The rotator cuff refers to a group of tendons that connect the four muscles of the upper shoulder to the bones. The strength of the cuff allows the muscles to lift and rotate the upper arm. The tendons run under the upper shoulder blade where they are very susceptible to injury.
A tear may result suddenly from a single traumatic event or develop gradually.
When patients present with rotator cuff tears, either to the tendons or muscles, they are unable to lift or rotate their arm with the same range of motion as before and also experience sever pain when using the arm. Pain is commonly felt at night and typically radiates down the arm.

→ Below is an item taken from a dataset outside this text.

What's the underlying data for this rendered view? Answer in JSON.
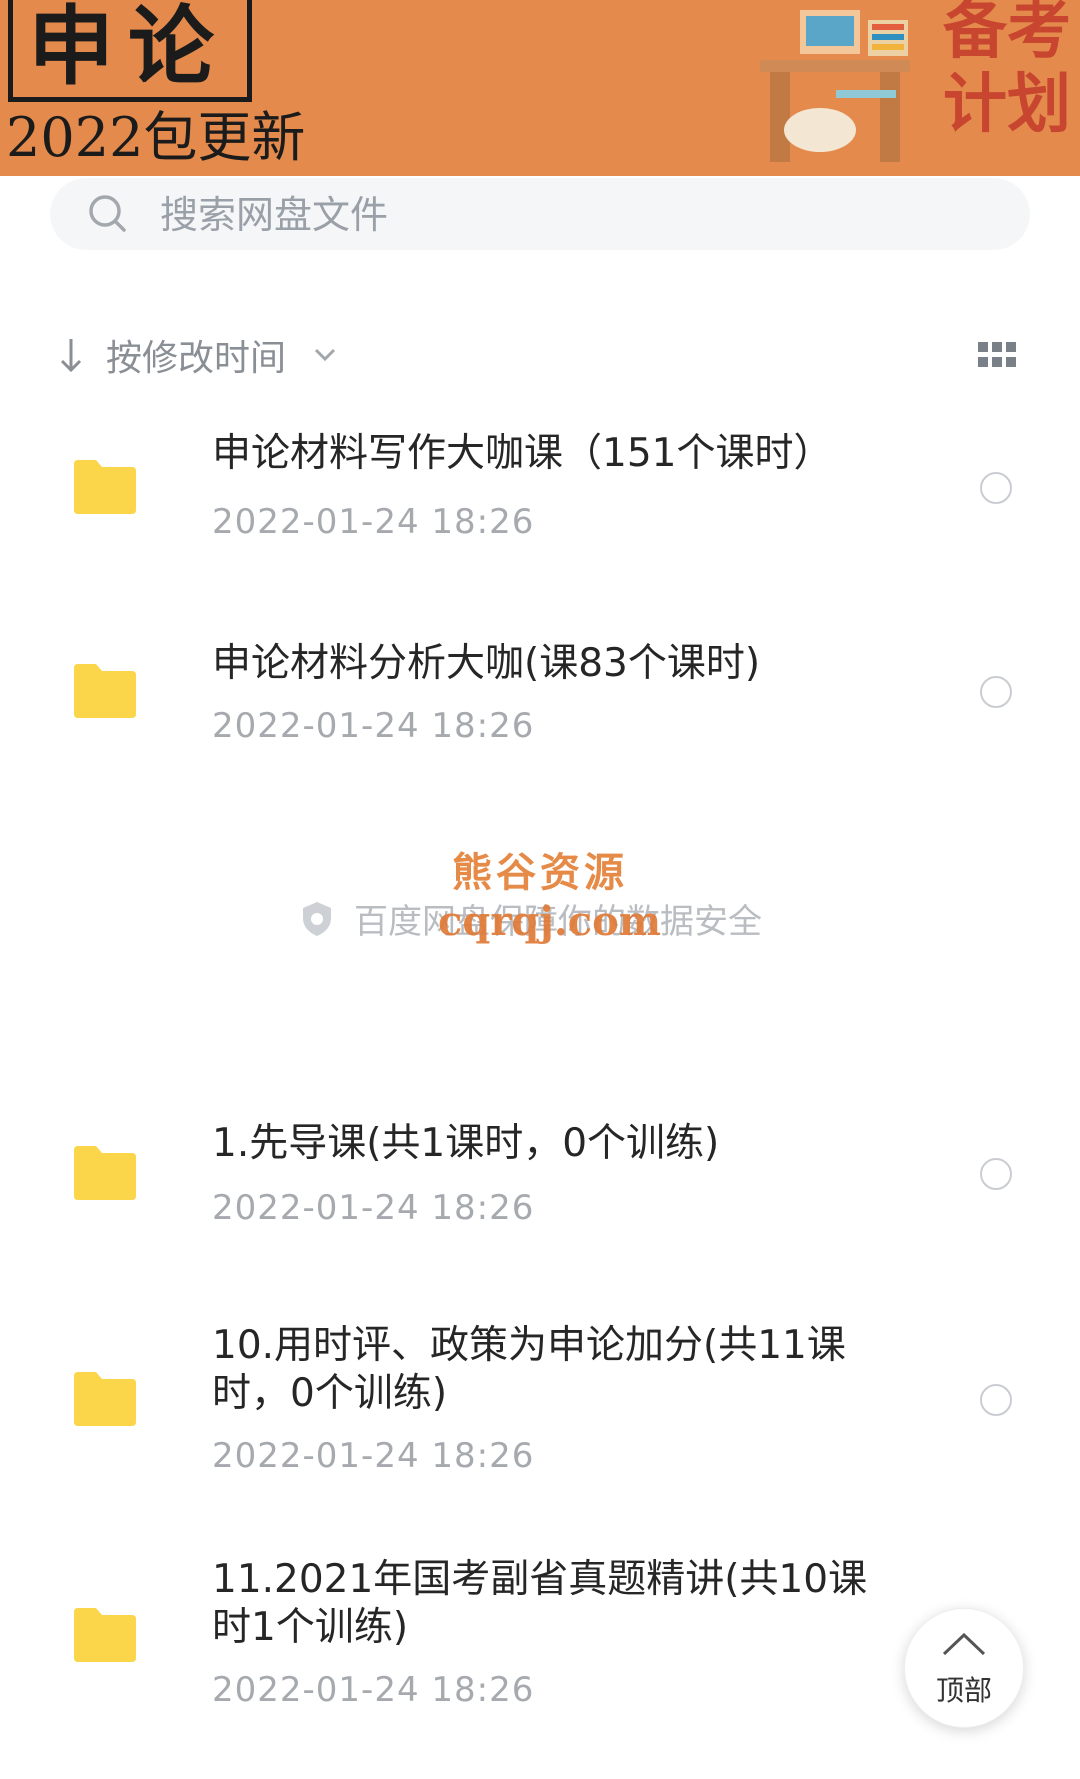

Our osteopaths can help keep your shoulder strong and flexible and reduce the pain and weakness.
If symptoms persist or worsen, surgery may be required and you may be referred for an X-ray or MRI to confirm diagnosis.

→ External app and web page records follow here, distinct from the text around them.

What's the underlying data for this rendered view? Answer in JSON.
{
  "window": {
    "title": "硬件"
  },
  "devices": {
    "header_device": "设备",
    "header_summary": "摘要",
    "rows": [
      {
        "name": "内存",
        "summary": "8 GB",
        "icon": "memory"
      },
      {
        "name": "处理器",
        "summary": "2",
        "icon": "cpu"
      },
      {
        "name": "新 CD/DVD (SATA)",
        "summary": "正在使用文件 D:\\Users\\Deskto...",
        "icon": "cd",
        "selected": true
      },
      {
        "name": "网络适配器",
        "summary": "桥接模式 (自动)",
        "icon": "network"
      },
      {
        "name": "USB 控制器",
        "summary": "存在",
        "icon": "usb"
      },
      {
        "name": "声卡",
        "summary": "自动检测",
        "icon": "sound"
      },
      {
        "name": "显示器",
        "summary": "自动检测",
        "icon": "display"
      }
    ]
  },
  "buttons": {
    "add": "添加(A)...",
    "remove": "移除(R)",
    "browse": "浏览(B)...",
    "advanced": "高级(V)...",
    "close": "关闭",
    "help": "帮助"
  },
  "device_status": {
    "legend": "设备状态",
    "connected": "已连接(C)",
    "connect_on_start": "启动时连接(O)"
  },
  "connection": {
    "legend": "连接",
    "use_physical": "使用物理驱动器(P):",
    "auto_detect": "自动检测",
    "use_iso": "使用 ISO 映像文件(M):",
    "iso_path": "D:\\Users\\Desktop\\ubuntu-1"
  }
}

As many patients will agree, a frozen shoulder is an extremely painful condition in which the shoulder completely or partially stiffens.
The lining of the shoulder joint, known as the ‘capsule’, is a very flexible elastic structure, giving the joint a huge range of motion.

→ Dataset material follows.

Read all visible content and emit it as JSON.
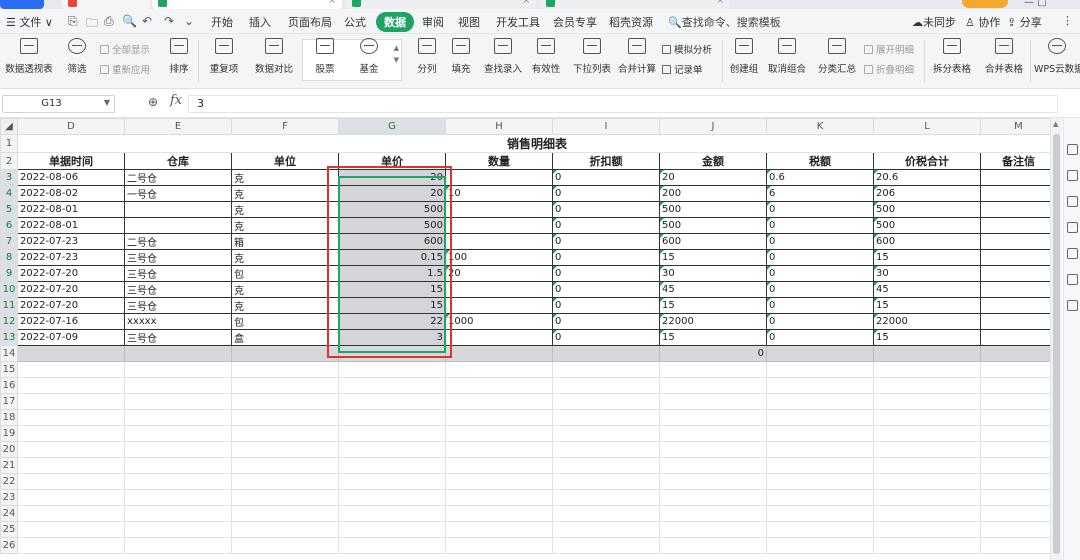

If this capsule and its surrounding structures become inflamed and contracted then that elasticity is lost, and it leads to pain and stiffness.
Frozen shoulder can appear from nowhere or is triggered by a seemingly mild injury.
The return to full movement may take several years.
We recommend early diagnosis and osteopathic treatment to prevent further stiffness and increase the shoulder’s range of movement.
Patients who are suffering from subacromial impingement usually have difficulty in reaching behind their backs, and experience pain using the arm above their head. Their shoulder muscles are also weakened.
One of the rotator cuff muscles lies under the roof of the shoulder in a space known as the acromion. Between the tendons and the acromion is a fluid-filled sac which allows tendons to work comfortably when the arm is raised.
Simply put, if there is a subacromial impingement, the rotator cuff can’t work effectively, movement is impaired and it is very painful.
We see this condition linked to:
Sports Shoulder Injuries
Shoulder injuries are quite common in sport.
They include dislocations, Acromioclavicular joint (ACJ) injuries, the aforementioned rotator cuff injuries, labral tears, thrower’s shoulder, biceps injuries, bursitis and fractures.
Contact sports, such as rugby, tend to be more associated with dislocations and ACJ injuries,
while rotator cuff tears and biceps lesions are more common in heavy weight-lifting.
Fractures around the shoulder usually involve crashes or a fall from heights, for example in cycling or rock-climbing.
It can be hard to fully assess shoulder injuries because unfortunately a simple muscle strain can appear very similar to a more serious injury.
We advise early assessment from a doctor or osteopath, and in some cases we refer where necessary for x-rays and scans.
For more information about sporting injuries, please go to our sports injury page.